• _Data to process_:
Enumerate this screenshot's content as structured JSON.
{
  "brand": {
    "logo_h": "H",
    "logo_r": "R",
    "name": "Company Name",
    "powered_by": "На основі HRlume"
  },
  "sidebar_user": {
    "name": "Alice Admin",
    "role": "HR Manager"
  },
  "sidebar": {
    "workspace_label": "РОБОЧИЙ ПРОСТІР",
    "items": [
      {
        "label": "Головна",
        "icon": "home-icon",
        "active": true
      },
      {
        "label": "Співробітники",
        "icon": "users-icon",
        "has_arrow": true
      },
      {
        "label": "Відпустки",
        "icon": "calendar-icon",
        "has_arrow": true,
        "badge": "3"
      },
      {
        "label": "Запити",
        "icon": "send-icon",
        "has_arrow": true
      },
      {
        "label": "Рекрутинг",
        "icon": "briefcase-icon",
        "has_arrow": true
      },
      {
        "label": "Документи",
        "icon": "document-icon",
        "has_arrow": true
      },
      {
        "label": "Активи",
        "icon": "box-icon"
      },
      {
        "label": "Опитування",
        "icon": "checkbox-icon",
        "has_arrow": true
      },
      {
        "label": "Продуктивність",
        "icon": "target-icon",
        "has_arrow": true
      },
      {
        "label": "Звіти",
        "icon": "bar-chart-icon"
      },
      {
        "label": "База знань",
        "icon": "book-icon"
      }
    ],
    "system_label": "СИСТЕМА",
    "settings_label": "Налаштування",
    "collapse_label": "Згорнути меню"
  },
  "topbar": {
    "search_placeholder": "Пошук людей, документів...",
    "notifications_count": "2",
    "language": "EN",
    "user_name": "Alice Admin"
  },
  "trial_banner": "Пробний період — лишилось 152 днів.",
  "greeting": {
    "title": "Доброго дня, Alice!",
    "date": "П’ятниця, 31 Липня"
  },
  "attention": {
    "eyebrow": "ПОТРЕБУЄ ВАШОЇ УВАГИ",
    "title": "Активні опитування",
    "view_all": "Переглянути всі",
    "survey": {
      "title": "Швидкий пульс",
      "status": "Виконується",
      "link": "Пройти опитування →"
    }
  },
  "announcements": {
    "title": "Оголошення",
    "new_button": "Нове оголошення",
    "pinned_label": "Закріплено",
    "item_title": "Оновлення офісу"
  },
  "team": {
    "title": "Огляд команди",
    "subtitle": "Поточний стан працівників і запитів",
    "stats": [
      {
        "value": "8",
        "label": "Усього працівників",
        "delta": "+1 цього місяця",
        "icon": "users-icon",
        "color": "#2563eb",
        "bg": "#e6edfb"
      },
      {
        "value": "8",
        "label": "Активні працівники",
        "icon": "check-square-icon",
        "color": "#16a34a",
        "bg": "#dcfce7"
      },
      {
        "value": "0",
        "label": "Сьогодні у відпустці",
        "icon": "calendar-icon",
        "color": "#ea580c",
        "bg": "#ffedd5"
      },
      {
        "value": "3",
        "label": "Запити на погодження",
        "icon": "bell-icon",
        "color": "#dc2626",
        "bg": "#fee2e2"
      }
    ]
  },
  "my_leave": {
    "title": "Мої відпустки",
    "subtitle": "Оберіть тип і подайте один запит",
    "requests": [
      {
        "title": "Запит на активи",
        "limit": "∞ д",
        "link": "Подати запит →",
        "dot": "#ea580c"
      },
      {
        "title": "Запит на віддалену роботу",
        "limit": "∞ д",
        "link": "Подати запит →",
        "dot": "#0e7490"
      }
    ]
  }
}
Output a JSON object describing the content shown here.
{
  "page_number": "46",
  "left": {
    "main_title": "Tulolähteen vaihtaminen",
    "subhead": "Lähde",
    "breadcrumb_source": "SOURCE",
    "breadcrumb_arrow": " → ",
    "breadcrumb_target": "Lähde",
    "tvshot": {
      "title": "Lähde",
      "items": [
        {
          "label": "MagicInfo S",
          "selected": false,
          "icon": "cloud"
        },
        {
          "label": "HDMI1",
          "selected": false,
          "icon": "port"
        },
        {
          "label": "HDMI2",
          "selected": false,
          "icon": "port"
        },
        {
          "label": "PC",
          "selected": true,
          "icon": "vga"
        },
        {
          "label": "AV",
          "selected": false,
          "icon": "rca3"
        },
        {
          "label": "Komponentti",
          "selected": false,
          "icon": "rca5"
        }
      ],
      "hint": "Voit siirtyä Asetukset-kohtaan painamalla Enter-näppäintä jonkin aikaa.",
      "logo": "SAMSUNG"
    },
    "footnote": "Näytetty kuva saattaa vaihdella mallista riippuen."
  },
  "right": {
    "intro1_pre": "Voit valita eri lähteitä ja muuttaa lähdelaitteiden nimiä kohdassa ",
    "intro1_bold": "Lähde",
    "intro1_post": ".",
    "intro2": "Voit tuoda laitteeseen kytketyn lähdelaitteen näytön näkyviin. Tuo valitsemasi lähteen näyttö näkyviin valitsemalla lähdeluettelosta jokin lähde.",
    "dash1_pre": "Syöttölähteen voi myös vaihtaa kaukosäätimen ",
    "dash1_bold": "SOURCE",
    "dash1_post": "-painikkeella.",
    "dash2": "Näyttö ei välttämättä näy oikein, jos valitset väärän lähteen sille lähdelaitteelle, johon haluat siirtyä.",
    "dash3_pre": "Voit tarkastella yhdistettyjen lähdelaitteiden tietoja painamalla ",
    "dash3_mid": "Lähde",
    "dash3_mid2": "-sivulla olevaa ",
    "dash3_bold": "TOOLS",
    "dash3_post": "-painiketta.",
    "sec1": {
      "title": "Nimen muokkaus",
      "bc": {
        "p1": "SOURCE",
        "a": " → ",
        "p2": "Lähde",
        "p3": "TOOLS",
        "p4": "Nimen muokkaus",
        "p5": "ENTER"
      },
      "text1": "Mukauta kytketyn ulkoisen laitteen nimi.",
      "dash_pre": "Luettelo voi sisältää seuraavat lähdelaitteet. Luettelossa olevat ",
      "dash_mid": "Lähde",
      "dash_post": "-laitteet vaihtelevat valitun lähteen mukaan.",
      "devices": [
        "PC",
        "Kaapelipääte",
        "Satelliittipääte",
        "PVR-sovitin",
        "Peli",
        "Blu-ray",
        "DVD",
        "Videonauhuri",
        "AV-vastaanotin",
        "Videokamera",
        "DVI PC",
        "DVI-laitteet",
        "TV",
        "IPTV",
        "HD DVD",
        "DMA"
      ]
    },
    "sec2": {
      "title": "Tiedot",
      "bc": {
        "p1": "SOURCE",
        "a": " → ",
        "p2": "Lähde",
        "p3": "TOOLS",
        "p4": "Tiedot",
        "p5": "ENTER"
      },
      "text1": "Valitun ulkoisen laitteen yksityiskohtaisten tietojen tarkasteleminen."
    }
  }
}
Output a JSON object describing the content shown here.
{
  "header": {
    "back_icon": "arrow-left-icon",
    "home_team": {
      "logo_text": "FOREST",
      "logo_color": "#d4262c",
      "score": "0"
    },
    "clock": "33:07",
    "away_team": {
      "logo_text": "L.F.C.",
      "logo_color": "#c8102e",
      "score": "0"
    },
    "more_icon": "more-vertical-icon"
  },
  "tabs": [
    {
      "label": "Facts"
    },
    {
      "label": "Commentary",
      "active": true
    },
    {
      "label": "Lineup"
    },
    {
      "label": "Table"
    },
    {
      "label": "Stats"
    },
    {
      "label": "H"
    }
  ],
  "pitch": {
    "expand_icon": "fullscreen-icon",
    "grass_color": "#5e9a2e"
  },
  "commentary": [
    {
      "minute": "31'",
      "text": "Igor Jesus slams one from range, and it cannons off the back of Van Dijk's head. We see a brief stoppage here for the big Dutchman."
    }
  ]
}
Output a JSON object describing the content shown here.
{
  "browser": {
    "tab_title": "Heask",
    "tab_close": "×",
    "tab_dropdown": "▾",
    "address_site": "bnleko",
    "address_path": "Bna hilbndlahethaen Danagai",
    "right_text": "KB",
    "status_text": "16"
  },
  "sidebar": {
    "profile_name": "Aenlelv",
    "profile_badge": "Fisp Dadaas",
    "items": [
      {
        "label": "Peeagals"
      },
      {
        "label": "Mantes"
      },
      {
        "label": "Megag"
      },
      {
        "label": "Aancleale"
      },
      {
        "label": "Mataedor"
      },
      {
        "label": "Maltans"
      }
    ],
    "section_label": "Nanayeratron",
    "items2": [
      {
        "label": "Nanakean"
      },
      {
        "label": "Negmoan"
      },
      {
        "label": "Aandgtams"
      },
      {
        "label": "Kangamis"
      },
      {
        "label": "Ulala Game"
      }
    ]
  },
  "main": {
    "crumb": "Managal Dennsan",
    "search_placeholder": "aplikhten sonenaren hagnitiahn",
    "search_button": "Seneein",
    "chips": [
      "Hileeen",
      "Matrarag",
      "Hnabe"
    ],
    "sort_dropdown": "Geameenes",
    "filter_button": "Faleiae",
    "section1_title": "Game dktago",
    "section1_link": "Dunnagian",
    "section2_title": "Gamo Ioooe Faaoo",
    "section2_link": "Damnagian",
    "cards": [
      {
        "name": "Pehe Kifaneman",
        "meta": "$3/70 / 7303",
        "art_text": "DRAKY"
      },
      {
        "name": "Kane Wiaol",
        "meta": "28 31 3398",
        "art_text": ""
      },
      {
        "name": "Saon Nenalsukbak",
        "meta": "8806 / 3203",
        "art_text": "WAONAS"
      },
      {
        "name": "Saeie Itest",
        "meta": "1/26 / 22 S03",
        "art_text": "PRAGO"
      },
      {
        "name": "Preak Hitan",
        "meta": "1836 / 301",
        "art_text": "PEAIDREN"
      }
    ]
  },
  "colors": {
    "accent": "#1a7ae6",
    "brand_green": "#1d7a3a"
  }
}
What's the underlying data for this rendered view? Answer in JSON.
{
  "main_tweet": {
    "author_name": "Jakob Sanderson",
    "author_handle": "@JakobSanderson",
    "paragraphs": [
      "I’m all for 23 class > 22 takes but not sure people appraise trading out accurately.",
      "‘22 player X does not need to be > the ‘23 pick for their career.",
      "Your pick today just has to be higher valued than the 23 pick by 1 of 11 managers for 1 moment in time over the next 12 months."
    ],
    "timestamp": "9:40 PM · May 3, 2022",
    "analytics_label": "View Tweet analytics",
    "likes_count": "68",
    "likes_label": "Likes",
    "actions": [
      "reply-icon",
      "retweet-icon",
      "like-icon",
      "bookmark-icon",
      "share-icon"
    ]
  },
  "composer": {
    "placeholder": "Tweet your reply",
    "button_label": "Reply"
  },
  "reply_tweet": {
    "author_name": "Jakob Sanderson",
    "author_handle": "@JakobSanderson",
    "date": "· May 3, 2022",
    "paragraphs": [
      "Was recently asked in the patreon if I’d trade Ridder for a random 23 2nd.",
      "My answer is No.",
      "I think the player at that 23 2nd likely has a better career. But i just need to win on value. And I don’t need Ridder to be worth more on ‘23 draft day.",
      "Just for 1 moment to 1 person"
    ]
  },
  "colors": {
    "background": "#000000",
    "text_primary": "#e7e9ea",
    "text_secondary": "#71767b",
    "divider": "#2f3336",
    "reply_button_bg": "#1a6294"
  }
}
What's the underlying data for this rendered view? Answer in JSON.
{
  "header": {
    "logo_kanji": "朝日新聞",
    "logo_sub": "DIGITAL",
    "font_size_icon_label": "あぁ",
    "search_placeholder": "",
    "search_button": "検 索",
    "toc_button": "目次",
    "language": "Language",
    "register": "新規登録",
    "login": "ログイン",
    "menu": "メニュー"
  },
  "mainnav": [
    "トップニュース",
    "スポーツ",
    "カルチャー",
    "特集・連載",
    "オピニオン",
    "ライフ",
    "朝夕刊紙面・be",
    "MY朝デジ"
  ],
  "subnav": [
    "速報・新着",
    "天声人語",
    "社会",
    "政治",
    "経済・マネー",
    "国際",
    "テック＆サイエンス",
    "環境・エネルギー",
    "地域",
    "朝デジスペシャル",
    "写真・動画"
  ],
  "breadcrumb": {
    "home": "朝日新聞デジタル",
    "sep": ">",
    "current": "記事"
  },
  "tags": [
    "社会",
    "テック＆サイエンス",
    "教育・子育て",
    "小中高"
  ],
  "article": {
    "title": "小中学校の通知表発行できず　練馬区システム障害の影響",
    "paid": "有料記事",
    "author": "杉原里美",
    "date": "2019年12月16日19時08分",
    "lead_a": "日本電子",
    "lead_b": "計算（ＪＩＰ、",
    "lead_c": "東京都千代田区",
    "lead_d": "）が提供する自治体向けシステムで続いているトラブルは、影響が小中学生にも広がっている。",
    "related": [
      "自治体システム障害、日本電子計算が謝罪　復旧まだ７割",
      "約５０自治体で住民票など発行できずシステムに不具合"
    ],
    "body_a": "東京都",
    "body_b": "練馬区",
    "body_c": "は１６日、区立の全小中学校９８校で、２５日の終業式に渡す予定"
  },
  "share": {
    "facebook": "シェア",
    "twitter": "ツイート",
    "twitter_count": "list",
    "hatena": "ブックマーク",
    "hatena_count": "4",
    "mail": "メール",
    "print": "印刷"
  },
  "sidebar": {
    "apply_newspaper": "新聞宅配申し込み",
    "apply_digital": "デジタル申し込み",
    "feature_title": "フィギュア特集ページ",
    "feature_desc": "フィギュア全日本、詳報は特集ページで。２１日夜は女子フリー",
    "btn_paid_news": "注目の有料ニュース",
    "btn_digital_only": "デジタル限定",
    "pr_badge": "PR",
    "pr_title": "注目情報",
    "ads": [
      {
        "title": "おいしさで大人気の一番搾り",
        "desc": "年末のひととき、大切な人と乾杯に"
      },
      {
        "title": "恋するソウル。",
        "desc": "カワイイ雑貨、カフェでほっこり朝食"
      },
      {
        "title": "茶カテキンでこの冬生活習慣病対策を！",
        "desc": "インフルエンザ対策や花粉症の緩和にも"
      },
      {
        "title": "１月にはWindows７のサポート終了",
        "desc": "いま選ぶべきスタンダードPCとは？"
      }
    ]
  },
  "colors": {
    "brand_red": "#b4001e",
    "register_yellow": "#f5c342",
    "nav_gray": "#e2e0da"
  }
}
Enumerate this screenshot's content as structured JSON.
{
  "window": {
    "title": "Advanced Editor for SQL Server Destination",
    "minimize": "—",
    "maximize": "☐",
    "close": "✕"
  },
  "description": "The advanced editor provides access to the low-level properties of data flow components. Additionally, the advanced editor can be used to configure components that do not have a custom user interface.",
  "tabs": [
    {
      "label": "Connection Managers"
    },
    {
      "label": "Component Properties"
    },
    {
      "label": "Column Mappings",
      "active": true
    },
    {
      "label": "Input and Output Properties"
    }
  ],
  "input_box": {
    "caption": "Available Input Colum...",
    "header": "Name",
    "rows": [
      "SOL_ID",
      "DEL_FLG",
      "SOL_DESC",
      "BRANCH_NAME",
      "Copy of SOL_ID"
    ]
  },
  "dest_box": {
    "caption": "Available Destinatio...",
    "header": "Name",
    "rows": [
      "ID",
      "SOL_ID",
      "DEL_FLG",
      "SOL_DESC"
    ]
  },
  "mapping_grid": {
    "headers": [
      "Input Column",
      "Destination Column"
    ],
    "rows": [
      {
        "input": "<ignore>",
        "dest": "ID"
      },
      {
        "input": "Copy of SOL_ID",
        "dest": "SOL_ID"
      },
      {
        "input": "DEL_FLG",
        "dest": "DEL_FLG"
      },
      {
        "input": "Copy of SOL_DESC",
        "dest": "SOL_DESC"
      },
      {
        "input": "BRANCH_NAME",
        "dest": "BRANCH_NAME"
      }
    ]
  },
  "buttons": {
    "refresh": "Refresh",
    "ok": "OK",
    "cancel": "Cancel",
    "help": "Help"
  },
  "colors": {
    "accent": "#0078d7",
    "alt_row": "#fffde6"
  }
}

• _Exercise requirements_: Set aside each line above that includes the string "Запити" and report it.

• _Task solution_:
        "label": "Запити",
        "label": "Запити на погодження",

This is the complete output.